Parents and carers across Tayside are falling into tens of thousands of pounds of debt because they haven’t paid for their kids’ meals or snacks in nurseries and schools.
A Tele investigation has revealed local authorities in Dundee, Angus and Perth and Kinross are owed significant sums of money.
And at least two of the councils have written off thousands of pounds owed to them by mums and dads after failing to get the money back – even after taking legal action in some cases.
More than 1,700 families in Dundee owed a collective £40,111.90 to the council by the end of August.
In Angus, as of just two weeks ago, parents owed £23,000.
A further £40,000 was owed by parents in Perth and Kinross at the end of 2017/18 – the most recent date available.
Although there’s no suggestion that children are being refused food as a result of their parents’ debts, experts say the figures show the pressure family budgets are under.
John Dickie, director of the Child Poverty Action Group in Scotland, said: “It is vital that all of Dundee’s children have access to healthy snacks and lunches whatever their family circumstances, and charging and payment collection policies need to recognise the extraordinary financial pressures so many families are under.
“Our Cost of the School day project in Dundee schools found that the online Parent Pay system reduces the risk of pupils losing or forgetting lunch money, but several schools report that it has led to some families falling into lunch debt.
“This means following up with families for late payments, with risk to home-school relations.”
Parents at Forthill Primary School in Broughty Ferry owe the highest amount of money to the council, at £9,552.99, while the most owed to a nursery is £190.40 at Jessie Porter in Downfield.

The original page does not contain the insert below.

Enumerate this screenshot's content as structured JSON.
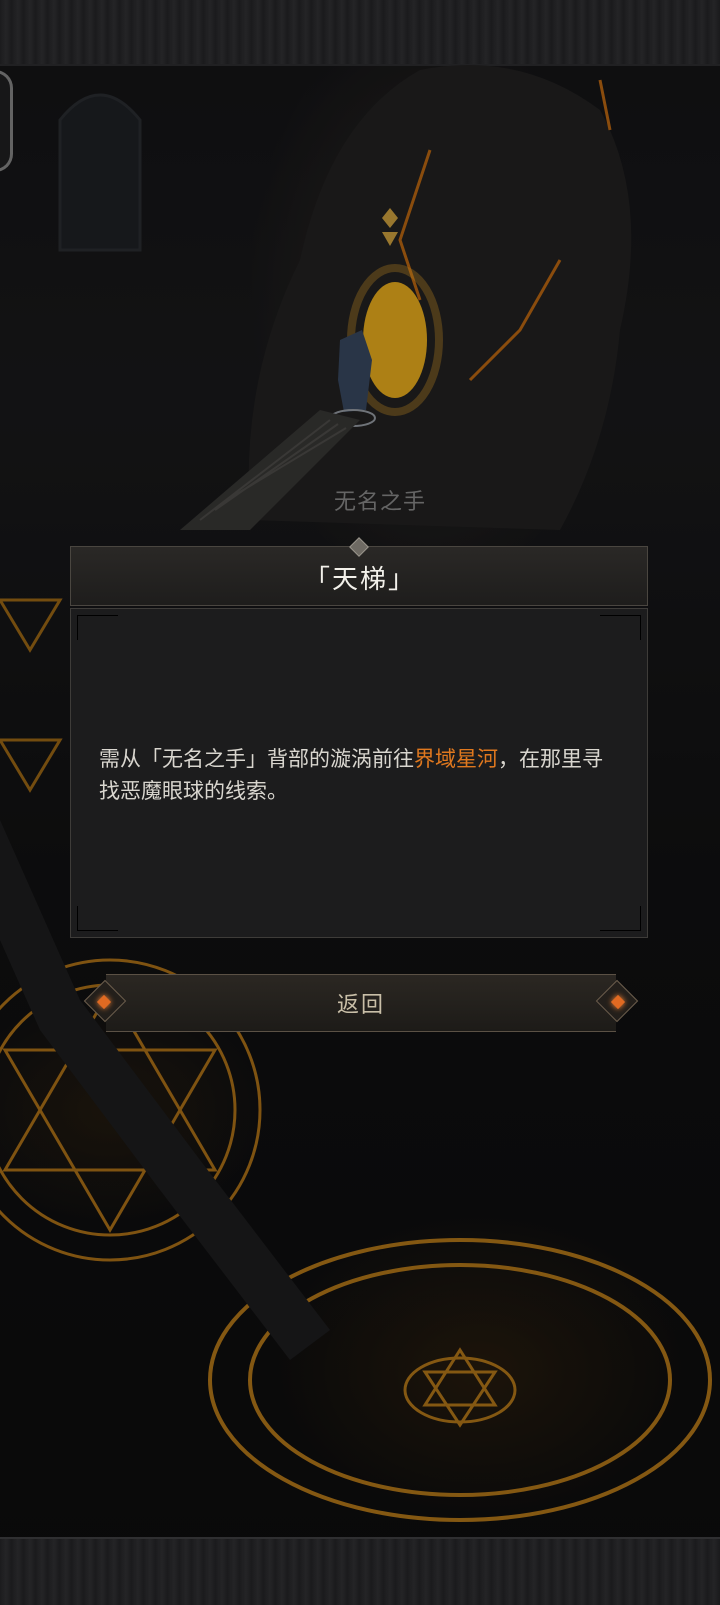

In the last five years, Dundee City Council has written off £6,376 owed for snacks or meals, which cost between 25p and £2.20 per day.
A spokesman said: “The council has a school meal debt protocol which has been operating in schools for almost a year.
“This recommends, among other things, that head teachers and administration staff should meet fortnightly to discuss lunch debt.
“Given that the schools know the pupils and their families, they are best-placed to determine if they need signposted to organisations who may be able to support them if they are struggling.”
Tracy McNally, director at Dundee Citizens Advice Bureau, says the service has helped 75 families with debt this year.
She said: “Households are worrying about the ability to afford food, the limited choice and feeding their family healthy food on a limited budget.
“This then leads to people borrowing money, using credit, receiving foodbank vouchers as a way of obtaining food or, in many cases, limiting food intake.”
Since 2013/14, Perth and Kinross Council has written off more than £32,000 owed by parents.
A spokesman said: “An invoice and reminders will be sent to parents or carers. If the money owed is not subsequently paid, the debt will then be passed to sheriff officers to seek collection.”
Angus Council sends letters and texts to parents if they fall into debt of £10.50 or more.
A spokesman said: “Where parents or carers highlight any difficulties they are experiencing to us, we will always work with them to ensure that a solution is found to ensure no child goes without a lunchtime meal.”
Parents and grandparents speak out on school meals
Margaret Williams, 66, East End
It’s shocking if the school (Forthill Primary) has the highest level of unpaid meals because I’m sure the parents can afford it. Means-testing would help because there are a lot of people at this school who can afford to pay for their children’s meals.
Lesley Scott, 51, Broughty Ferry
If parents can’t afford to pay for the meals, maybe that is something that needs to be looked at. If people are just chancing it by not paying, then that is out of order. Many years ago, with my older children, I struggled to pay for school meals.
Tim Twine, 50, Broughty Ferry
The school (Forthill Primary) covers a large intake area – there are affluent people and less affluent people. It may not have anything to do with it, but it could be a factor. If people can’t afford school meals, they should make a packed lunch.
Margaret McAndrew, 52, Fintry
I think the schools should maybe send letters out to the parents and let them know, because it’s not fair if some people are paying and some aren’t. Parents should pay for the school meals if they are supposed to.